Support the Café

Search our Site

How churches can seize the day with media

How churches can seize the day with media

In the Church Times, The Rev. George Pitcher, former Secretary for Public Affairs to the Archbishop of Canterbury, offers some practical advice for how religious institutions can reframe media reports about their activities and conflicts by how they deal with reporters.


Define the issues: prioritise the crucial questions with which the Church is faced, and go for them. Civil unrest, poverty, children’s mental health? We need to lead on issues, not be kicked about by them.

Stop being a victim: get on the front foot, and stop whingeing about how badly you are treated. This is not Pakistan or Palestine, and you are not being persecuted; so use your freedom. Head-butt the bullies, by which I mean give as good as you get: journalists respect, albeit grudgingly, those who fight back….
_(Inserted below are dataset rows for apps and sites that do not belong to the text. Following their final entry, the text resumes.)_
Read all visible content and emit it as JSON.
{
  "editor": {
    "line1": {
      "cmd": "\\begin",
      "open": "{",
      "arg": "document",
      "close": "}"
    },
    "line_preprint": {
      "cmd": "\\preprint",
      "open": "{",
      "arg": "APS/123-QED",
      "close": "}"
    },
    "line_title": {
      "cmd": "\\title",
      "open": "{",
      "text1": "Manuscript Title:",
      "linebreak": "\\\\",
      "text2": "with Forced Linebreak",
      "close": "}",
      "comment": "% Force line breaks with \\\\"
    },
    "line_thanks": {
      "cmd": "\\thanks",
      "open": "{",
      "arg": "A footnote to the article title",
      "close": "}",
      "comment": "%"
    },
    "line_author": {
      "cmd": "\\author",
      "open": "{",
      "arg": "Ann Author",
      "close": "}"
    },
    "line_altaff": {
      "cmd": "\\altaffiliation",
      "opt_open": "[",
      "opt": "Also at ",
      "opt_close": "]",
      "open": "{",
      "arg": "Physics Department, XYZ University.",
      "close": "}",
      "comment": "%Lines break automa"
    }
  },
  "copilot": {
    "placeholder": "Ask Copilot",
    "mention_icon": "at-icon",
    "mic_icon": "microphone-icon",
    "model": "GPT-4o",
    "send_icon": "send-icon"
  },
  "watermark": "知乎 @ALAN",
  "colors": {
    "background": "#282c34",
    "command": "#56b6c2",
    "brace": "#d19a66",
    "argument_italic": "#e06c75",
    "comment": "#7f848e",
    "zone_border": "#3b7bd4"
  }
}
Integrate: we are the weft and warp of society, not an institution within it; so weave yourselves into the fabric of the media, instead of lecturing to or complaining about them. That means getting among them. Otherwise, it will always be them and us….

Walk the walk: we really are all in this together (unlike the political slogan); so press officers need to step up to the plate and say what they think. Don’t hide behind “The bishop believes . . .”

Allow access: there are far too many gatekeepers, and too few matchmakers. Let the media in. Some­times you’ll regret it, but that is the price of all the times you won’t.

I’d be curious to know what those on this side of the pond think – especially diocesan communications officers.


Café Comments?

Our comment policy requires that you use your real first and last names and provide an email address (your email will not be published). Comments that use non-PG rated language, include personal attacks, that are not provable as fact or that we deem in any way to be counter to our mission of fostering respectful dialogue will not be posted.

Support the Café
Past Posts

The Episcopal Café seeks to be an independent voice, reporting and reflecting on the Episcopal Church and the Anglican tradition.  The Café is not a platform of advocacy, but it does aim to tell the story of the church from the perspective of Progressive Christianity.  Our collective sympathy, as the Café, lies with the project of widening the circle of inclusion within the church and empowering all the baptized for the role to which they have been called as followers of Christ.

The opinions expressed at the Café are those of individual contributors, and, unless otherwise noted, should not be interpreted as official statements of a parish, diocese or other organization. The art and articles that appear here remain the property of their creators.

All Content  © 2017 Episcopal Café